Former President J.R. Jayewardene was another trailblazer in this respect. He demonstrated his innate capacity to turn men into mice, when he secured from every member of his Cabinet, signed and undated letters of resignation – leaving it to his discretion to fill in the date and send them on their way. Then President Jayewardene had a powerful Cabinet – well-trained professionals and seasoned politicians that included then Prime Minister Ranasinghe Premadasa, Lalith Athulathmudali PC, Gamini Dissanayake PC, and Ronnie de Mel, among others. Yet they meekly signed those letters and that set the tone for Jayewardene’s unilateralist style of government.

Over the years, we have all experienced the perils and pains of this unilateralist style of government. The rule of law, constitutionalism, inclusion, solidarity – hallmarks of democratic republican government, have been swept aside. Today, public consultations, expert inputs to the framing and review of public policy and legislation, and a neutral bureaucracy to implement government plans are bypassed and there is an endless appointment of Task Forces, many of which are populated by allies, military personnel or retired military personnel. There is a clear drift towards the politicisation and the militarisation of civic spaces. 

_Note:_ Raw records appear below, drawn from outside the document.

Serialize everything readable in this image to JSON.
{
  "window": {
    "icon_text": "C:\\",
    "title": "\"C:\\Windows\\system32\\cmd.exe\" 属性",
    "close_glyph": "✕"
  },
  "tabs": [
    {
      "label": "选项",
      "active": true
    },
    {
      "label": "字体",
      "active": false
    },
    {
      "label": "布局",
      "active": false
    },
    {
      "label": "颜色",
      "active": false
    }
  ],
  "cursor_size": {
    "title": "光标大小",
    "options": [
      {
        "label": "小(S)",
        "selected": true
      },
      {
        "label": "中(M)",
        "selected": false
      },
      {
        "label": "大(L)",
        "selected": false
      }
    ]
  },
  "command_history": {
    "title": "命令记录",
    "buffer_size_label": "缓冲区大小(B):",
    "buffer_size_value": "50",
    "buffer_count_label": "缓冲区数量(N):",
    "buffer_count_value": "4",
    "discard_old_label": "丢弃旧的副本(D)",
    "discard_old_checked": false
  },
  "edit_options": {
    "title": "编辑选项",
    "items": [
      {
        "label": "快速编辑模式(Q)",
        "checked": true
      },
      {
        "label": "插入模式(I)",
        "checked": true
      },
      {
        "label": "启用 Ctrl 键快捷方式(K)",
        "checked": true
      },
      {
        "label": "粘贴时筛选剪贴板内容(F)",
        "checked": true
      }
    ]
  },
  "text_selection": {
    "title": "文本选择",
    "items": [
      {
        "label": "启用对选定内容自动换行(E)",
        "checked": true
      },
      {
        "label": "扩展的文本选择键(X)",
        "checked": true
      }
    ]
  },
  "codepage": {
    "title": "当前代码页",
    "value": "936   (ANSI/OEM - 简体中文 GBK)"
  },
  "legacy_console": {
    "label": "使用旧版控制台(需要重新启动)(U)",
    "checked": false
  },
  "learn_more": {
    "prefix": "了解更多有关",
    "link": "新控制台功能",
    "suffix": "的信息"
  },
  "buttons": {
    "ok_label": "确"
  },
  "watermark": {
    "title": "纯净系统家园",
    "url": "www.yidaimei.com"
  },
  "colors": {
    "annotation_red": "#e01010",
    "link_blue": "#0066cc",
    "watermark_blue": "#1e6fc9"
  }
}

We are constantly reminded that President Gotabaya Rajapaksa has a mandate from the people. Indeed, all presidents have a mandate from the people – this is not unique. However, it is a limited and temporary mandate to govern in our interests and within the democratic framework through which he came to office. It is not the open-ended mandate to flex political muscle and govern arbitrarily. But increasingly, this is what transpires. 

The citizens of Sri Lanka have been subjected to many shocks this past year. The pandemic has forced us into lockdowns. Many people have lost their jobs. Children’s education is in a tailspin and the economy is crashing. Our lives are controlled by Task Forces that are either unmindful of or inexperienced in the tasks at hand and are better schooled in the use of force. 

The people are stirring. The arbitrary decision to immediately switch to organic fertilisers has stirred the farmers. It has also stirred experts from the agricultural sector to speak out against its feasibility in its current form. The Government’s refusal to consider the legitimate demands of the teachers has strengthened their resolve to strike. The dubious deals in the energy sector have stirred the electricity workers to call a strike. The decision to appoint Bodu Bala Sena General Secretary Ven. Galagodaaththe Gnanasara Thera as the Chairman of the Presidential Task Force for “One Country, One Law” has finally stirred the Justice Minister.

The Thera’s appointment undermines the work of the Justice Ministry in this respect and given his background – a conviction for contempt of court, his profile as an anti-minority, and especially anti-Muslim instigator – undermines any commitment to the rule of law.

While Minister Ali Sabry PC now asserts that Sri Lanka is a republic and not a monarchy, we are on the cusp of an opaque and potentially dangerous Constitution drafting process. At risk are the structures of democratic governance and the hitherto separation of the military from politics, the commitments of the inclusion of the minorities, through language rights and autonomy, and the role of the clergy in politics too may be redefined. With these changes, we move away from our seven-decade investment in democracy.

(The writer is the Law and Society Trust’s Executive Director)